[Goal of the exercise]
Lines in the data below that contain the word "title" are to be copied.

[Dataset excerpts]
==================================================
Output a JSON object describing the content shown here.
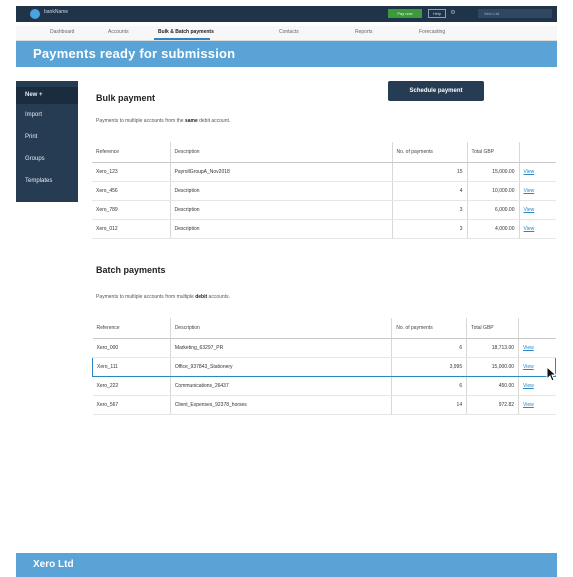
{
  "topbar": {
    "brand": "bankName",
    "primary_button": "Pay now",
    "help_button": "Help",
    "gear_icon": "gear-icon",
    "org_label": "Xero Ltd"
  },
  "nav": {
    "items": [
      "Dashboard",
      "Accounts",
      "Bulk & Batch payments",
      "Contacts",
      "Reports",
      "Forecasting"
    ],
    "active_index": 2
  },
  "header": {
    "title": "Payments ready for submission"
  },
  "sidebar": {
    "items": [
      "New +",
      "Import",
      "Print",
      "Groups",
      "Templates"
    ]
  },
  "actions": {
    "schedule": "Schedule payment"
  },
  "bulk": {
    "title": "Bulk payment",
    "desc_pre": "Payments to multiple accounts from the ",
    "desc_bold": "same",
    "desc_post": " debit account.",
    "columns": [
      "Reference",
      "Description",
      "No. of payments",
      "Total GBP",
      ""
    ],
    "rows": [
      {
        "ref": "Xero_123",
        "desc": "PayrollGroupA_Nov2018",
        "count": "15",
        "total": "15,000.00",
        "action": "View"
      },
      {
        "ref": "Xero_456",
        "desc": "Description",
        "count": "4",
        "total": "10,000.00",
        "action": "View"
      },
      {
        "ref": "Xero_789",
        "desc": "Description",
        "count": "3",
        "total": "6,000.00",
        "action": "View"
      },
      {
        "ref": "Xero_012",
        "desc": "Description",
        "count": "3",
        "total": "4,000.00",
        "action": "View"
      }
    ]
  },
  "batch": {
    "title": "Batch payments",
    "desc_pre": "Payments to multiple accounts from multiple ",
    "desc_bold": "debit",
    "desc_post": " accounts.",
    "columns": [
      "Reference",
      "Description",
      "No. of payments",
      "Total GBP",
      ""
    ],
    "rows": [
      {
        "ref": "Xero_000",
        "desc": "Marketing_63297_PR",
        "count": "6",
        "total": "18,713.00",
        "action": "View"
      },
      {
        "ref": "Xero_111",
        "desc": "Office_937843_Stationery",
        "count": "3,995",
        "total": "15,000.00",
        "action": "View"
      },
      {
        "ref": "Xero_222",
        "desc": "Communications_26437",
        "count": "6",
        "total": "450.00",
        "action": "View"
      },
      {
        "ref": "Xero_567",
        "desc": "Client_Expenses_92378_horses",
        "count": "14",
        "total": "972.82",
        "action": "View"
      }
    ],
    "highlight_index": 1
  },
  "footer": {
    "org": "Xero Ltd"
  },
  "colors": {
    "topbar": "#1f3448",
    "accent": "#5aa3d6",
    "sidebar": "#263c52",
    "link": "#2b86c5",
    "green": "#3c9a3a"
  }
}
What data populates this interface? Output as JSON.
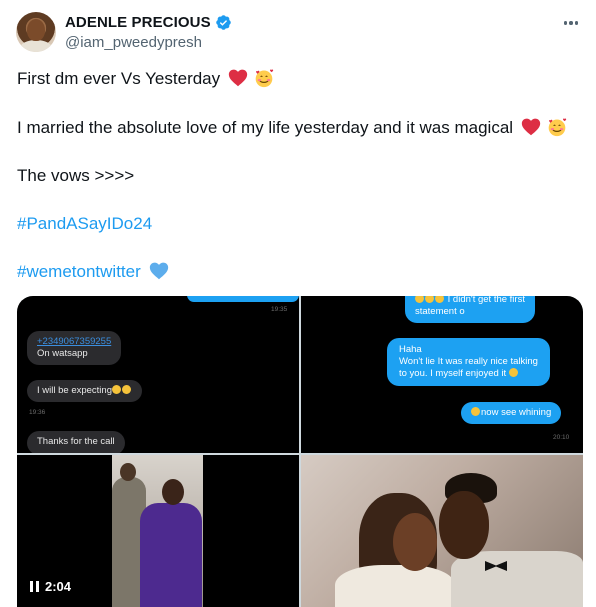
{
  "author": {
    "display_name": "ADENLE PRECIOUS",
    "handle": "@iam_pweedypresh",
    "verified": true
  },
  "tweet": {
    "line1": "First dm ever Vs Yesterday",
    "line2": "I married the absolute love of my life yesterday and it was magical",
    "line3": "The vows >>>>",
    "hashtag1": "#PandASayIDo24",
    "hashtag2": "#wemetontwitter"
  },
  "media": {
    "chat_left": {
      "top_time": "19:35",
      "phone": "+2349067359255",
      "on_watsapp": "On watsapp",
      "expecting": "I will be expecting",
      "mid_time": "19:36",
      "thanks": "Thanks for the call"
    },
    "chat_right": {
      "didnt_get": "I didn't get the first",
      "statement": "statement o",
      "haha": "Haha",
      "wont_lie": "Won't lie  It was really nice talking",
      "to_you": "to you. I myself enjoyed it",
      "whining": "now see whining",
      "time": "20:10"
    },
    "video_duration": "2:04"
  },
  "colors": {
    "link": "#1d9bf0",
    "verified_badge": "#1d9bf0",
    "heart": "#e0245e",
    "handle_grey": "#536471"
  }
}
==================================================
[Written solution]
    "title": "Payments ready for submission"
    "title": "Bulk payment",
    "title": "Batch payments",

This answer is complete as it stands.